Provided data: Begin

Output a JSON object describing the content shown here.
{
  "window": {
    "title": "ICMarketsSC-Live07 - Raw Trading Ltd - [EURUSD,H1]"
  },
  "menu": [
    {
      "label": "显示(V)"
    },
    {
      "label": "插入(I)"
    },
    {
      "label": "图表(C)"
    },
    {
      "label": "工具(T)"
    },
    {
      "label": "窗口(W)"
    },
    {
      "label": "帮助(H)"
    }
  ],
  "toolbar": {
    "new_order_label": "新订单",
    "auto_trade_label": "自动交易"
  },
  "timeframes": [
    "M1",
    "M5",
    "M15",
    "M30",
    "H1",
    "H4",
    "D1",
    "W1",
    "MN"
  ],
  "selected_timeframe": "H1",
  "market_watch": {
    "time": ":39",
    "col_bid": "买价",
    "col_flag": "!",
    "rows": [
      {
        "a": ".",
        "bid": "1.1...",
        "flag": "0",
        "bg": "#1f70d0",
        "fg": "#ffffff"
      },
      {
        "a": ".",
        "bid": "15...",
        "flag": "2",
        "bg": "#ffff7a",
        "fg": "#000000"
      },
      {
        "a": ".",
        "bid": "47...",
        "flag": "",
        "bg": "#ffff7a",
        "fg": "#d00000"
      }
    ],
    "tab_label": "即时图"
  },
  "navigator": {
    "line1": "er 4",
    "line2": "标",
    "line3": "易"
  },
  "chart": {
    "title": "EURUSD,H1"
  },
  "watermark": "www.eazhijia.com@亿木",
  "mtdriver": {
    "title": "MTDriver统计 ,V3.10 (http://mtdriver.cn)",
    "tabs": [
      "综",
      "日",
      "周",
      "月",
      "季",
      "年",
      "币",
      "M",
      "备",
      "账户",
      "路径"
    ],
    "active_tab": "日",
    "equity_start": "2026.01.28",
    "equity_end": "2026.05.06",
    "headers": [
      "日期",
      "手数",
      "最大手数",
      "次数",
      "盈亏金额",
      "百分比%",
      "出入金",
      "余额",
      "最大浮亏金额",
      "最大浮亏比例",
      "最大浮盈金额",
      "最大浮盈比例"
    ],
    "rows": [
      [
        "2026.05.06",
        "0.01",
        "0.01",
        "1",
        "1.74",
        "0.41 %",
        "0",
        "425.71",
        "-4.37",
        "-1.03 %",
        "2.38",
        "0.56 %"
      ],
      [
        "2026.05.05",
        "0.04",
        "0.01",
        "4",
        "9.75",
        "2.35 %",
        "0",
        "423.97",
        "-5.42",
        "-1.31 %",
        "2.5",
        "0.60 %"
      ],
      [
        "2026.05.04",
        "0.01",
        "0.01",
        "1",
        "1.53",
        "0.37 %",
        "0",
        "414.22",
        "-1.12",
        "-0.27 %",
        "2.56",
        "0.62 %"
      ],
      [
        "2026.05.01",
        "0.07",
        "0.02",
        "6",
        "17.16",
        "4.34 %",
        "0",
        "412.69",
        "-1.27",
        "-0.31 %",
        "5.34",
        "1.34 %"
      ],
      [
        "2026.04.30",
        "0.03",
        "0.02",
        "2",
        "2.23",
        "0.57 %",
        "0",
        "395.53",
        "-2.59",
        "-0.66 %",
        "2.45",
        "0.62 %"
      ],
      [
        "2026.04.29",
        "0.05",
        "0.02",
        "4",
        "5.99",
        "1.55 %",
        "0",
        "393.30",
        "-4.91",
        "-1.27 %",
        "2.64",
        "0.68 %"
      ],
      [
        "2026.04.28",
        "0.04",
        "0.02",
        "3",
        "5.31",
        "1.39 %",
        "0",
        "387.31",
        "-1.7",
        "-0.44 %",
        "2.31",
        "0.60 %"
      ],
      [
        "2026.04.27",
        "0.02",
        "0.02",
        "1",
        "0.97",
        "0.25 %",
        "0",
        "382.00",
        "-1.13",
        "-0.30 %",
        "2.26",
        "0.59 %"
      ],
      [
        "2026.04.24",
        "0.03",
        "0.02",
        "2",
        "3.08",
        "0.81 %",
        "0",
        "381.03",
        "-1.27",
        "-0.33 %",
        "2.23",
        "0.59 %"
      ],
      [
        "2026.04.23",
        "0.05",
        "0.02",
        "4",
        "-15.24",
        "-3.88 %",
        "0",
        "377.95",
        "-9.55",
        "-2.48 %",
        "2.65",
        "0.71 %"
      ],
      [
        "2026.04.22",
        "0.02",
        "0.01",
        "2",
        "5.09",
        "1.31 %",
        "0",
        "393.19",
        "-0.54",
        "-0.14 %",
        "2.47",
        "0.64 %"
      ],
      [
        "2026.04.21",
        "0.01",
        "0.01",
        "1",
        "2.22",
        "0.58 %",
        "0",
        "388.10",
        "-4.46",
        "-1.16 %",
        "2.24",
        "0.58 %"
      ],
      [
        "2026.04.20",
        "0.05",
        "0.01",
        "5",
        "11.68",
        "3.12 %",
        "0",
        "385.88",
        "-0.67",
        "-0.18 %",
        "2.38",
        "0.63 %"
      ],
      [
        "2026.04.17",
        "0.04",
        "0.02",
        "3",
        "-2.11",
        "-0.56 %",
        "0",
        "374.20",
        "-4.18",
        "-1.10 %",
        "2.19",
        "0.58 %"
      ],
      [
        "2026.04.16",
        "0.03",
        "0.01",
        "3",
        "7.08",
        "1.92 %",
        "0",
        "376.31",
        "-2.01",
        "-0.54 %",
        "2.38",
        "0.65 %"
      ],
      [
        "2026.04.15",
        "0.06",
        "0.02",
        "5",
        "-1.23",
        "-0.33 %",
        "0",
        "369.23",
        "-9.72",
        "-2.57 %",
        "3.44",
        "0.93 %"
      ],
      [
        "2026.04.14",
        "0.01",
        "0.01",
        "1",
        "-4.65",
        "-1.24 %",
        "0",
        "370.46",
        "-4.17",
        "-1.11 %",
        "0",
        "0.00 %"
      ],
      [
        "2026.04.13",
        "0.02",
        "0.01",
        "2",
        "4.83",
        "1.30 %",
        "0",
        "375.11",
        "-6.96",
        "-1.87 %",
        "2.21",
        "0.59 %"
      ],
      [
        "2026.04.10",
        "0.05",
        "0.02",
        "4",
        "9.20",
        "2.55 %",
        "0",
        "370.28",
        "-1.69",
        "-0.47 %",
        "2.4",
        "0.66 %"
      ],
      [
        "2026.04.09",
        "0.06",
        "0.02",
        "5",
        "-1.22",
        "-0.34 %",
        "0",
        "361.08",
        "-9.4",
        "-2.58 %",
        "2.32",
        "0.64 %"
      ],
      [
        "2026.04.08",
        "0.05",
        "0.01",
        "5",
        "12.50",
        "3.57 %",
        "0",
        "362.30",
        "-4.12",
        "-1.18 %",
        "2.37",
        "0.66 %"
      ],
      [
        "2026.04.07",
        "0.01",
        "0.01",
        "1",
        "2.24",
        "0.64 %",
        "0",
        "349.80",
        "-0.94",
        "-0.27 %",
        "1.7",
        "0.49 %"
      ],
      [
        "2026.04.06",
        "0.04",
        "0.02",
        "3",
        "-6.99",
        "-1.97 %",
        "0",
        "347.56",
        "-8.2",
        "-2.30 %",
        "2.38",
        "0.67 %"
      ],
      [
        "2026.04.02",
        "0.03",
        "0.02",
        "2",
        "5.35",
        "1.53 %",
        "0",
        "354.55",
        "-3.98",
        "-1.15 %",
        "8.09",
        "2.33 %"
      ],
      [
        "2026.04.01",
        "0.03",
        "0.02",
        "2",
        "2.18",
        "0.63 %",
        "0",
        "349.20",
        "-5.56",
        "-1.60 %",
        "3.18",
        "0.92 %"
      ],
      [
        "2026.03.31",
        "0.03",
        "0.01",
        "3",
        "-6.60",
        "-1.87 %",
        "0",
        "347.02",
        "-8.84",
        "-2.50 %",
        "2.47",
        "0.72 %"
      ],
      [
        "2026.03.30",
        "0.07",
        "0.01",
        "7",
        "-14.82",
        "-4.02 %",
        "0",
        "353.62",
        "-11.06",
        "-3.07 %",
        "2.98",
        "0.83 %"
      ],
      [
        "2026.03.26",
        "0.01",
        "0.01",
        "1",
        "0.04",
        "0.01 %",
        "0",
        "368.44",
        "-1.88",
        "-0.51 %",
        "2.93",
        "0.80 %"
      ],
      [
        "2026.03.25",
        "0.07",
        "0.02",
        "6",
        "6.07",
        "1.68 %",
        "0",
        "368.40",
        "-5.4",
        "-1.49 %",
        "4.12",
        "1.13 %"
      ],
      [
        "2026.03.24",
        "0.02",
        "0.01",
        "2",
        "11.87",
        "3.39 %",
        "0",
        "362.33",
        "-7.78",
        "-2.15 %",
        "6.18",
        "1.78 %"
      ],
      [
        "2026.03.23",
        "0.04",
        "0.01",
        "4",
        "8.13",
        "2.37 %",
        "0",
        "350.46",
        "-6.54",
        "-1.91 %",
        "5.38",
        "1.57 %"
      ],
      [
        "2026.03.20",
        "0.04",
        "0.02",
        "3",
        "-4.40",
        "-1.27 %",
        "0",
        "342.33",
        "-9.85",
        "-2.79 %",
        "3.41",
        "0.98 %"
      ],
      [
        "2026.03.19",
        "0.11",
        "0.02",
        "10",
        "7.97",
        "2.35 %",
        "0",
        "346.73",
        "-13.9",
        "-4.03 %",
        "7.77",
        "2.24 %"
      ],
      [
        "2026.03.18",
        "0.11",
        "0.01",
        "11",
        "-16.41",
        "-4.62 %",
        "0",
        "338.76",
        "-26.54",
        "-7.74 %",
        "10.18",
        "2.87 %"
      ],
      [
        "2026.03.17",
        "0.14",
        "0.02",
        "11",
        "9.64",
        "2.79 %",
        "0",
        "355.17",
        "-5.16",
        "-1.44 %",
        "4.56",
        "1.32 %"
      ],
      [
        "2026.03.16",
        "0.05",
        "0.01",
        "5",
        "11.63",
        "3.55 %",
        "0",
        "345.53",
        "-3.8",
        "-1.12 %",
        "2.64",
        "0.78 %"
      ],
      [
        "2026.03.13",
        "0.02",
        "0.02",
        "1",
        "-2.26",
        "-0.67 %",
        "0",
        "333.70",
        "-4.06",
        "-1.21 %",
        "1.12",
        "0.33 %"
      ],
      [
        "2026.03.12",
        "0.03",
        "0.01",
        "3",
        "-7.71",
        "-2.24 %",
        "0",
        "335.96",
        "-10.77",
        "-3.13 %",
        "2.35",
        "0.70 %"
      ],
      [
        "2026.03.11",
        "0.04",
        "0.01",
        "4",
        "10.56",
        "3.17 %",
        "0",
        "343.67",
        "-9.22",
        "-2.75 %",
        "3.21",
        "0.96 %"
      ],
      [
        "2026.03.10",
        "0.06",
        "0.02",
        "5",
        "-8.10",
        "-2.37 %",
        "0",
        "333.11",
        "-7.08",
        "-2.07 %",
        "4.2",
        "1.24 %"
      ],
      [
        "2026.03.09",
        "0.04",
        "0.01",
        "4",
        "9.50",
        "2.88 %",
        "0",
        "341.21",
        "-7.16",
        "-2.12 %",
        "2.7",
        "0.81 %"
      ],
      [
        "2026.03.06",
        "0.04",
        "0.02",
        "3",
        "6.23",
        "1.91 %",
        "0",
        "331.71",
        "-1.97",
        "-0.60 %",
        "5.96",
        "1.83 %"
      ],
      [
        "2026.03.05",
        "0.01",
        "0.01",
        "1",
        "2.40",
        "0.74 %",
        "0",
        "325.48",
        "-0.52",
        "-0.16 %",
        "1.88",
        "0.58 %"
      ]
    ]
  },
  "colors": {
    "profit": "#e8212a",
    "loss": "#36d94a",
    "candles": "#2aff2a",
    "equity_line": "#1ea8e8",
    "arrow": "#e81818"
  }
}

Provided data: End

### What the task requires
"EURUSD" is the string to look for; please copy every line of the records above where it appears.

### Response to the exercise
    "title": "ICMarketsSC-Live07 - Raw Trading Ltd - [EURUSD,H1]"
    "title": "EURUSD,H1"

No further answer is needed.